DIRECTIONS: Set down the records exactly as they stand, except for any pictures, which you should omit.

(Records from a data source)
[Start of Attachment]
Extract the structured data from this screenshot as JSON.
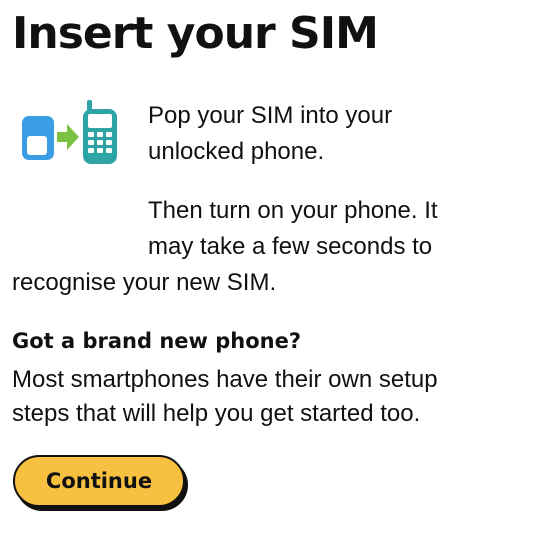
{
  "header": {
    "title": "Insert your SIM"
  },
  "illustration": {
    "icon": "sim-to-phone-icon",
    "colors": {
      "sim": "#3a9ee4",
      "arrow": "#7cc242",
      "phone": "#2fa4a6"
    }
  },
  "instructions": {
    "para1": [
      "Pop your SIM into your",
      "unlocked phone."
    ],
    "para2": [
      "Then turn on your phone. It",
      "may take a few seconds to",
      "recognise your new SIM."
    ]
  },
  "new_phone": {
    "heading": "Got a brand new phone?",
    "lines": [
      "Most smartphones have their own setup",
      "steps that will help you get started too."
    ]
  },
  "actions": {
    "continue_label": "Continue",
    "continue_color": "#f8c040"
  }
}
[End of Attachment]
SOLUTION FOR THIS EXERCISE:
Extract the structured data from this screenshot as JSON.
{
  "header": {
    "title": "Insert your SIM"
  },
  "illustration": {
    "icon": "sim-to-phone-icon",
    "colors": {
      "sim": "#3a9ee4",
      "arrow": "#7cc242",
      "phone": "#2fa4a6"
    }
  },
  "instructions": {
    "para1": [
      "Pop your SIM into your",
      "unlocked phone."
    ],
    "para2": [
      "Then turn on your phone. It",
      "may take a few seconds to",
      "recognise your new SIM."
    ]
  },
  "new_phone": {
    "heading": "Got a brand new phone?",
    "lines": [
      "Most smartphones have their own setup",
      "steps that will help you get started too."
    ]
  },
  "actions": {
    "continue_label": "Continue",
    "continue_color": "#f8c040"
  }
}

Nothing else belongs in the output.